An Evaluation of Judicial Review

Judicial review is a doctrine which is fundamental to the constitutional republic of the
United States of America. Established by the framers of our Constitution and affirmed initially by the Supreme Court in 1803, judicial review is an essential check upon the powers of the Federal Government. The doctrine is based on the superiority of the Constitution to ordinary legislation, a truth valuable to freedom. But unfortunately, the principle has been misused by justices who consider their own judgment better than the judgment of the Constitution's framers. The misuse has reached to the point that the justices of the Supreme Court now consider themselves not only the ultimate interpreters of the Constitution but the only true interpreters of the Constitution.

In Article III, Section 2 of the Constitution, the judicial power is said to "extend to all cases, in law and equity, arising under this Constitution, the laws of the
United States" Though not explicitly stated, the idea that judges have a responsibility to uphold the Constitution over and above any law is implicit. Clearly, it was the intent of the founders to ensure that the Constitution was superior to other laws. And after studying the speeches made in the ratification debates, it is evident that the founders assumed that the Supreme Court would have the power to declare laws unconstitutional.

In 1801, William Marbury asked the Supreme Court to issue a writ of mandamus to James Madison, then Secretary of State, because
Madison had yet to deliver Marburys commission to serve as a justice, an office to which he was legally entitled. In the request, Marbury relied upon an act by Congress which established the judicial courts which authorized the Supreme Court "to issue writs of mandamus" to any "persons holding office, under the authority of the United States." In his decision, Chief Justice Marshall argued that the Constitution did not authorize the Supreme Court to take such cases directly. This conflict between the law and the Constitution was the first of its kind and provided Marshall with an opportunity to explain the doctrine of judicial review.

Marshall argued that "those who have framed written constitutions contemplate them as forming the fundamental and paramount law of the nation, and consequently the theory of every such government must be, that an act of the legislature, repugnant to the constitution, is void." I find this argument quite compelling. Hamilton, in his defense of the Constitution, also gives the reason for judicial review succinctly: "whenever a particular statute contravenes the Constitution, it will be the duty of the judicial tribunals to adhere to the latter and disregard the former."

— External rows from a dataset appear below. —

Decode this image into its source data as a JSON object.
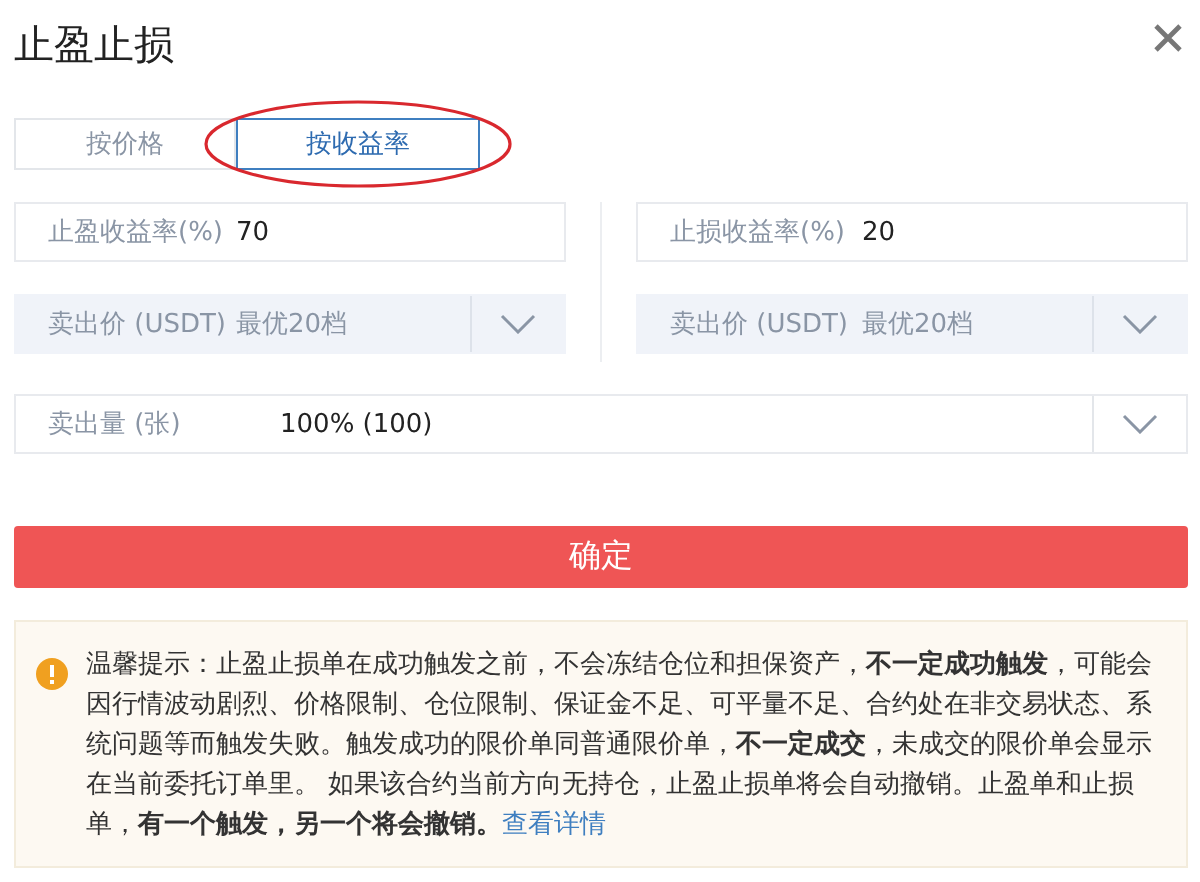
{
  "dialog": {
    "title": "止盈止损"
  },
  "tabs": [
    {
      "label": "按价格",
      "selected": false,
      "circled": false
    },
    {
      "label": "按收益率",
      "selected": true,
      "circled": true
    }
  ],
  "columns": [
    {
      "rate": {
        "label": "止盈收益率(%)",
        "value": "70"
      },
      "price": {
        "label": "卖出价 (USDT)",
        "value": "最优20档",
        "disabled": true
      }
    },
    {
      "rate": {
        "label": "止损收益率(%)",
        "value": "20"
      },
      "price": {
        "label": "卖出价 (USDT)",
        "value": "最优20档",
        "disabled": true
      }
    }
  ],
  "quantity": {
    "label": "卖出量 (张)",
    "value": "100% (100)",
    "disabled": false
  },
  "confirm_button": "确定",
  "notice": {
    "text": "温馨提示：止盈止损单在成功触发之前，不会冻结仓位和担保资产，**不一定成功触发**，可能会因行情波动剧烈、价格限制、仓位限制、保证金不足、可平量不足、合约处在非交易状态、系统问题等而触发失败。触发成功的限价单同普通限价单，**不一定成交**，未成交的限价单会显示在当前委托订单里。 如果该合约当前方向无持仓，止盈止损单将会自动撤销。止盈单和止损单，**有一个触发，另一个将会撤销。**",
    "link": "查看详情"
  }
}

It may be argued that the legislative branch is just as capable of interpreting and following the Constitution as the judicial branch, and I agree to a point. However, I believe it is wise to contemplate the misuse of federal power by Congress which they themselves would be unwilling to counter. In other words, if Congress wants to go beyond the Constitution they would not likely invalidate their own action. As
Hamilton put it "there is no liberty if the power of judging be not separated from the legislative and executive powers."

Though the principle of judicial review is reasonable and necessary, it has been misused. By creatively interpreting the Constitution so as to substitute their own will for the original intent of the founders, the Supreme Court has recently done much damage to our republic. Of course, the most infamous of such cases is Roe vs. Wade, wherein the justices created the "right to privacy" and applied it in such a way as to render murderers of children immune from prosecution. Obviously, judicial review has its downsides. It is unfortunate that the founders didnt seem to anticipate the rampancy of legislation from the bench which we see today, and provide better methods of stemming this tide.

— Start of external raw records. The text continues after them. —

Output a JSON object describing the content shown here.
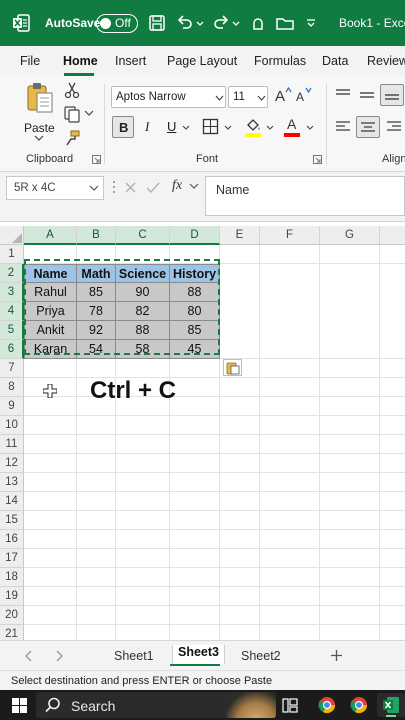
{
  "titlebar": {
    "autosave_label": "AutoSave",
    "autosave_state": "Off",
    "filename": "Book1 - Exce"
  },
  "tabs": [
    {
      "label": "File"
    },
    {
      "label": "Home",
      "active": true
    },
    {
      "label": "Insert"
    },
    {
      "label": "Page Layout"
    },
    {
      "label": "Formulas"
    },
    {
      "label": "Data"
    },
    {
      "label": "Review"
    }
  ],
  "ribbon": {
    "clipboard_label": "Clipboard",
    "paste_label": "Paste",
    "font_label": "Font",
    "alignment_label": "Align",
    "font_name": "Aptos Narrow",
    "font_size": "11",
    "bold": "B",
    "italic": "I",
    "underline": "U",
    "font_grow": "A",
    "font_shrink": "A",
    "font_color_letter": "A"
  },
  "formulabar": {
    "namebox": "5R x 4C",
    "fx": "fx",
    "content": "Name"
  },
  "grid": {
    "columns": [
      "A",
      "B",
      "C",
      "D",
      "E",
      "F",
      "G"
    ],
    "rows": [
      "1",
      "2",
      "3",
      "4",
      "5",
      "6",
      "7",
      "8",
      "9",
      "10",
      "11",
      "12",
      "13",
      "14",
      "15",
      "16",
      "17",
      "18",
      "19",
      "20",
      "21"
    ],
    "table_header": [
      "Name",
      "Math",
      "Science",
      "History"
    ],
    "table_rows": [
      [
        "Rahul",
        "85",
        "90",
        "88"
      ],
      [
        "Priya",
        "78",
        "82",
        "80"
      ],
      [
        "Ankit",
        "92",
        "88",
        "85"
      ],
      [
        "Karan",
        "54",
        "58",
        "45"
      ]
    ],
    "overlay_text": "Ctrl + C"
  },
  "sheets": [
    {
      "label": "Sheet1"
    },
    {
      "label": "Sheet3",
      "active": true
    },
    {
      "label": "Sheet2"
    }
  ],
  "statusbar": {
    "message": "Select destination and press ENTER or choose Paste"
  },
  "taskbar": {
    "search_label": "Search"
  },
  "colors": {
    "excel_green": "#107c41",
    "header_blue": "#9dc3e6",
    "cell_gray": "#c8c8c8"
  }
}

In the most recent years, the Supreme Court has become so audacious as to consider itself the one and only interpreter of the Constitution. By striking down the Religious Freedom Restoration Act in the 1997 case of Boerne vs.
Flores, the Court took the philosophy of judicial review way too far. In this case, they declared an act of Congress unconstitutional simply because it expanded the freedom of Americas citizens beyond the point which the Court had previously set.

Perhaps most telling is this passage which seems to me to be at the heart of the Boerne decision: "The design of [Fourteenth] Amendment and the text of [section] 5 are inconsistent with the suggestion that Congress has the power to decree the substance of the Fourteenth Amendment's restrictions on the States. Legislation which alters the meaning of the Free Exercise Clause cannot be said to be enforcing the Clause." What the justices seem to be saying is that they alone decide what the clause means, and if you attempt in any way to change that, too bad. What they don't seem to consider is that the "alteration" which the Congress attempted to make was not in conflict with the text of the Constitution at all but rather enlarged our freedom of religion by limiting government. Essentially, they made their own narrow interpretation of the right to religious freedom the arbitrary standard which Congress could neither go above or below in their acts. And even though a few justices did dissent in the Boerne case, none questioned the conclusion of the majority that the Supreme Court alone can decide what the Constitution means.

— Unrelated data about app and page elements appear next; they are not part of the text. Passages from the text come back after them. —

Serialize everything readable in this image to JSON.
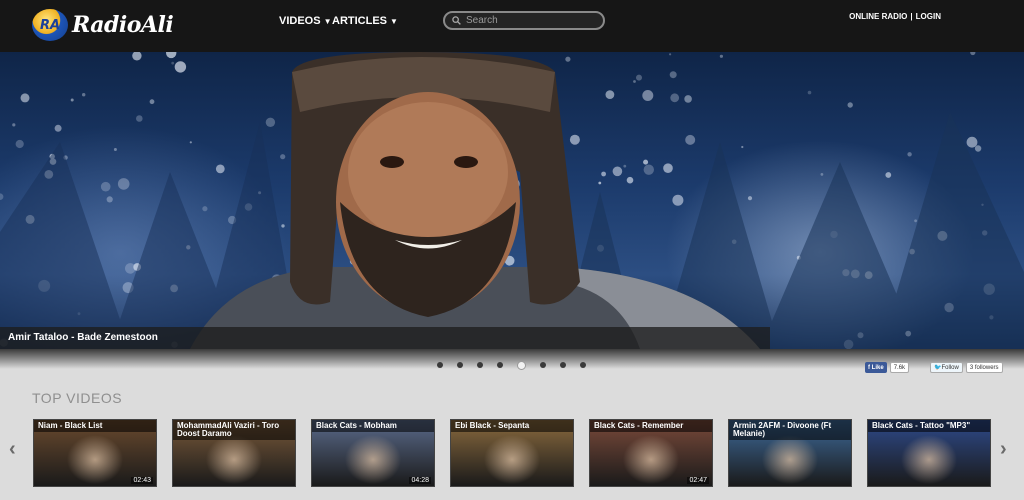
{
  "header": {
    "logo_badge": "RA",
    "logo_text": "RadioAli",
    "nav": [
      {
        "label": "VIDEOS"
      },
      {
        "label": "ARTICLES"
      }
    ],
    "search_placeholder": "Search",
    "online_radio": "ONLINE RADIO",
    "separator": "|",
    "login": "LOGIN"
  },
  "hero": {
    "caption": "Amir Tataloo - Bade Zemestoon",
    "slide_count": 8,
    "active_slide": 5
  },
  "social": {
    "fb_label": "Like",
    "fb_count": "7.6k",
    "tw_label": "Follow",
    "tw_count": "3 followers"
  },
  "top_videos": {
    "title": "TOP VIDEOS",
    "prev_icon": "chevron-left-icon",
    "next_icon": "chevron-right-icon",
    "items": [
      {
        "title": "Niam - Black List",
        "duration": "02:43",
        "color": "#6a4a2e"
      },
      {
        "title": "MohammadAli Vaziri - Toro Doost Daramo",
        "duration": "",
        "color": "#7a5a3a"
      },
      {
        "title": "Black Cats - Mobham",
        "duration": "04:28",
        "color": "#5a6a8a"
      },
      {
        "title": "Ebi Black - Sepanta",
        "duration": "",
        "color": "#8a6a3e"
      },
      {
        "title": "Black Cats - Remember",
        "duration": "02:47",
        "color": "#7a4a3a"
      },
      {
        "title": "Armin 2AFM - Divoone (Ft Melanie)",
        "duration": "",
        "color": "#3e6a9a"
      },
      {
        "title": "Black Cats - Tattoo \"MP3\"",
        "duration": "",
        "color": "#2e4a8a"
      }
    ]
  }
}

Though judicial review is a good concept, and an independent judiciary with this power is essential for liberty, it is clear that the potential for misuse of this power cannot be ignored. We must come up with a solution to the problem of judges overstepping their bounds. If we do not, our freedom will continue to be endangered by the real potential tyranny of five black robes.